Menez wasn't on many prospect radars before the season, not even cracking MLB.com's top-30 list for the franchise. However, the 24-year-old lefty has worked his way up to Triple-A thanks to a strong start to the season. Sporting an 11.3 K/9 between 2018 and 2019, the biggest improvement he's made has been an improvement in command. With this kind of strikeout ability and a future home in Oracle Park, Menez has the profile of someone who could be a surprise Fantasy contributor as soon as this summer — after all, a Madison Bumgarner trade seems inevitable.
Braymer's conversion to starting pitcher seems to have gone better than expected, as he has posted a 2.55 ERA in 12 starts at Double-A, averaging better than six innings per start. Even with the move to the rotation underway, most scouts prior to this season have tabbed Braymer for a future bullpen role, largely due to a limited arsenal, consistently most of a low-90s fastball and a plus curveball. It's only 12 starts, so it's too early to say that has changed, but he has made it through six innings in eight of those starts, a good sign that he's doing enough to turn lineups over multiple times. It will be interesting to see how updated scouting reports on Braymer sound because if he has developed his changeup into an averaging offering, this could be real.
5. Eli Morgan, SP, Indians
Here's what FanGraphs had to say about Morgan before the season:
"He's on this list because he has one of the better changeups in the minors and throws a lot of strikes, but he'll need to exhibit a velocity bounce-back this year to remain here, or else show that he has traits that make his fastball playable despite the lackluster velo."

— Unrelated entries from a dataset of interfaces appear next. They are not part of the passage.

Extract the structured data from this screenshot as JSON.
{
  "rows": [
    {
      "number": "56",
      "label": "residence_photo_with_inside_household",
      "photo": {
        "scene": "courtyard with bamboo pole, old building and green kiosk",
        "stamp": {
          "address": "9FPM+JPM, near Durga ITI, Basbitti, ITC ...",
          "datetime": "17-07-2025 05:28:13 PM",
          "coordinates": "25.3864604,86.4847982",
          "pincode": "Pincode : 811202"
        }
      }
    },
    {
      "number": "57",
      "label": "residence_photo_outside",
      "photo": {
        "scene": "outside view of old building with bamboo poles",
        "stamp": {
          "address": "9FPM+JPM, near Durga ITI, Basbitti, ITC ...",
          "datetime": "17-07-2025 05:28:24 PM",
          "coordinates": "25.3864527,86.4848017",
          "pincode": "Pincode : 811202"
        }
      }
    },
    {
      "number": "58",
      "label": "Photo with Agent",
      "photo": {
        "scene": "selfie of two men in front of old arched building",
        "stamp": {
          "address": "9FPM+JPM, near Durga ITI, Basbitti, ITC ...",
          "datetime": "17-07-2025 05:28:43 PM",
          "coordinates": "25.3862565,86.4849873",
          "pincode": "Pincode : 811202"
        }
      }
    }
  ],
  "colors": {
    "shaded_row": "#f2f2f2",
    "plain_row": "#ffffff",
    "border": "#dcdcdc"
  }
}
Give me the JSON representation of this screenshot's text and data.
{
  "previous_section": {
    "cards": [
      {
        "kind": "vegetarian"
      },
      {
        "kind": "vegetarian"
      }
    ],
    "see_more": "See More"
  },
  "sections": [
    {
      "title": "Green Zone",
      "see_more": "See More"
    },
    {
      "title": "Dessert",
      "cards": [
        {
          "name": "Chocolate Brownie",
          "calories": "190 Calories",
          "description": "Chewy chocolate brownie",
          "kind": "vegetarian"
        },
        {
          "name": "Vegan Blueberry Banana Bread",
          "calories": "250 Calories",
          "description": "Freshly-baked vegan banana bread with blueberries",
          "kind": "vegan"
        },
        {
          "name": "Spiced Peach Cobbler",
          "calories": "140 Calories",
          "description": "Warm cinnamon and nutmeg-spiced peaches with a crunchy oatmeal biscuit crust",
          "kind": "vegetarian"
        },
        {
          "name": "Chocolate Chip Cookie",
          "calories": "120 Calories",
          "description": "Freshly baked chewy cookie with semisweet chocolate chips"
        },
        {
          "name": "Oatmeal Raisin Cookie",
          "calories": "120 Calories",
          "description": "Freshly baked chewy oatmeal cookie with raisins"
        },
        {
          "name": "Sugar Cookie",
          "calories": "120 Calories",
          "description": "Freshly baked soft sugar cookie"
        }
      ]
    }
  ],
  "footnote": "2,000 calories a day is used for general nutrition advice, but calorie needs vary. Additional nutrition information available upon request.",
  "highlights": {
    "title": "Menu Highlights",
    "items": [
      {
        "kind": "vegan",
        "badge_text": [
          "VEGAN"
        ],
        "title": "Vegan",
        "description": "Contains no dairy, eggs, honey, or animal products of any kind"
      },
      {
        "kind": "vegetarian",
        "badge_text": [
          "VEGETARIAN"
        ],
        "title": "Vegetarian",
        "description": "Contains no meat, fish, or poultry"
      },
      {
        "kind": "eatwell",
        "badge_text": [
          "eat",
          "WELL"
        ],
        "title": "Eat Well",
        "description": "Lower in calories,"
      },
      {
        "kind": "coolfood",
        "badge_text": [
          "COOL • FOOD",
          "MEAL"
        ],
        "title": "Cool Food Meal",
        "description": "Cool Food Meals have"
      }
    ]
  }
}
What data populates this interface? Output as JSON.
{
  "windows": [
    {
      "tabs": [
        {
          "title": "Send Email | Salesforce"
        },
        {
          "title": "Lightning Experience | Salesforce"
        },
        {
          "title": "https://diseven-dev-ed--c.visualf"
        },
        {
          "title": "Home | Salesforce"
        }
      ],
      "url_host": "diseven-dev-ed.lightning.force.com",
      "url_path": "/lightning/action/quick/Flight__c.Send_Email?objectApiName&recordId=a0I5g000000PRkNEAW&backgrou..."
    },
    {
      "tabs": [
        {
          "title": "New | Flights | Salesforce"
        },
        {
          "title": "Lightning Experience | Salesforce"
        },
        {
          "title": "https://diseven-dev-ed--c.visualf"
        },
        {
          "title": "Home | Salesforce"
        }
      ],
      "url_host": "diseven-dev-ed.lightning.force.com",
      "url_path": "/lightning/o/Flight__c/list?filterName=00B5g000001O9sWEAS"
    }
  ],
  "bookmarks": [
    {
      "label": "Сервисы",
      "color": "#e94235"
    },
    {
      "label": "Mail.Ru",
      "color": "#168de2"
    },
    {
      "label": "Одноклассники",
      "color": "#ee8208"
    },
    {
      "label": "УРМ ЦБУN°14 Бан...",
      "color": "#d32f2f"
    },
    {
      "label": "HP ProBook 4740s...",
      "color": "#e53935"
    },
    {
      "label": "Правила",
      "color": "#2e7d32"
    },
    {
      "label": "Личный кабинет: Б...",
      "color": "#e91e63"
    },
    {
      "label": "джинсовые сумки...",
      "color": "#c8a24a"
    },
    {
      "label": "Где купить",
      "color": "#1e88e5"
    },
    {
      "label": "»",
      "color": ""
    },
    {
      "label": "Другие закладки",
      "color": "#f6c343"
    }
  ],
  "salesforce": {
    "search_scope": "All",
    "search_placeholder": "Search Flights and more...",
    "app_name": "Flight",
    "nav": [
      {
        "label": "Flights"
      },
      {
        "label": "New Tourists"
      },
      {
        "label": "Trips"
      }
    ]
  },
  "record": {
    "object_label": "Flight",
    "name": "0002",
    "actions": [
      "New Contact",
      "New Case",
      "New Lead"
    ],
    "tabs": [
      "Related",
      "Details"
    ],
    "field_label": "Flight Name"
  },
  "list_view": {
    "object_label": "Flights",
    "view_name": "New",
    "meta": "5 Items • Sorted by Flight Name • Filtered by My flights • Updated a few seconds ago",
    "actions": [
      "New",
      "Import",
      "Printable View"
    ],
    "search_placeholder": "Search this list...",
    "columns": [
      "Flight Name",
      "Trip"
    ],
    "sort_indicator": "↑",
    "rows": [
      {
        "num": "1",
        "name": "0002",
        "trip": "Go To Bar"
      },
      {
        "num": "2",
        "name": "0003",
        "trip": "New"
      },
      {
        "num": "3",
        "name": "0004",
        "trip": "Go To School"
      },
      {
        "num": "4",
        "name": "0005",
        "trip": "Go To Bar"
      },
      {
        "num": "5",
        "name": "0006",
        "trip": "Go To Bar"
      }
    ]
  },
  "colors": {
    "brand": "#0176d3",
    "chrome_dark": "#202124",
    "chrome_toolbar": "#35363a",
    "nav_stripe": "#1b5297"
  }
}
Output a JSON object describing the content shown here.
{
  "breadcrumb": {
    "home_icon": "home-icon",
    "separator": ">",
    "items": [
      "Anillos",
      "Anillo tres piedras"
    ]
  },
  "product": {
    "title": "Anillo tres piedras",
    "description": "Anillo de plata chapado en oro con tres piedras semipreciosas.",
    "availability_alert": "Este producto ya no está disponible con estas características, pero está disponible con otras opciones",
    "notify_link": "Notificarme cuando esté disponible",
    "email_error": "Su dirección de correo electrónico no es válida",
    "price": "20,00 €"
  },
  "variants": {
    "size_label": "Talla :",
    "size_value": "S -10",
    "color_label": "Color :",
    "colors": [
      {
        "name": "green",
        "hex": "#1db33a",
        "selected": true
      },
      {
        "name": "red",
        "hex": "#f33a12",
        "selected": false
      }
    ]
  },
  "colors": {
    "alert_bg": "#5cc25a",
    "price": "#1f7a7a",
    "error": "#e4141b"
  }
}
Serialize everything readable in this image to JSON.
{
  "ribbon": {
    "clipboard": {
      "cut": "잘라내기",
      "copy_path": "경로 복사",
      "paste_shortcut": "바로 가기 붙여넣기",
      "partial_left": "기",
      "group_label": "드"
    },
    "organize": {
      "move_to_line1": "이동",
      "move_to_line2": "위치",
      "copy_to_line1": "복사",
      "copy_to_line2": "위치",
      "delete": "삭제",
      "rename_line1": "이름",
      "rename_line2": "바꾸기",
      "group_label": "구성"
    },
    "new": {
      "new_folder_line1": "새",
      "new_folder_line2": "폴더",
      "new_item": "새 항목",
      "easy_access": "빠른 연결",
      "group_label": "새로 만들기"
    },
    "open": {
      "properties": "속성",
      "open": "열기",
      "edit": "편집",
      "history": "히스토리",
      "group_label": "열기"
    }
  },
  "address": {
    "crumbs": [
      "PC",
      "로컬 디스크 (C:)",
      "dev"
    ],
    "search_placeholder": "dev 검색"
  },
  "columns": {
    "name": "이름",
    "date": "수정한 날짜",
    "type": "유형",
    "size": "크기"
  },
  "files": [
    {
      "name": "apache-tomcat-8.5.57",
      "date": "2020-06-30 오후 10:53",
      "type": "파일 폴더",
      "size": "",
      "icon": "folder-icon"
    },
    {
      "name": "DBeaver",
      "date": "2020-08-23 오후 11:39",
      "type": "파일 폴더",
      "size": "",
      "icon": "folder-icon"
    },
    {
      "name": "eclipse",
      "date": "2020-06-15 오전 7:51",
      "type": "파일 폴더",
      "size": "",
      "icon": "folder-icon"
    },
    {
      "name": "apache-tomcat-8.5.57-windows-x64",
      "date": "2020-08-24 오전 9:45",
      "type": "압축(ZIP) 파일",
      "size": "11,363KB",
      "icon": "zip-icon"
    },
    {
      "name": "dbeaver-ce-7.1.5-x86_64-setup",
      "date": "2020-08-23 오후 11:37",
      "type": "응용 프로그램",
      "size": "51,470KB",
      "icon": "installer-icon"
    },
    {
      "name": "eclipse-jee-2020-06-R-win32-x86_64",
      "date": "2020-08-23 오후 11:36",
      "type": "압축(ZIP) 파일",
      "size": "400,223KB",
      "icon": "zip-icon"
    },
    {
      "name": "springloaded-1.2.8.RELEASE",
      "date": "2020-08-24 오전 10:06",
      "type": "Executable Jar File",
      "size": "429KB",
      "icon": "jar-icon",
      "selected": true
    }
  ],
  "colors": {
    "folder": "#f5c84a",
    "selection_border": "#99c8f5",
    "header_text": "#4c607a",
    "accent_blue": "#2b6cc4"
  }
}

With a 1.83 ERA through 69 innings, it's safe to say he's found something that works. It sounds like a Trevor Richards-esque profile with that elite changeup and middling offerings otherwise, and Richards has established himself as a useful Fantasy option, albeit an erratic one. What Morgan has that Richards doesn't is control, with a 6.5% walk rate in 2019 and a 6.1% career rate. There are starting to be some rumbles about the Indians selling, and if Morgan keeps this pace up as he continues to move through Double-A, maybe we'll see him sometime in the summer.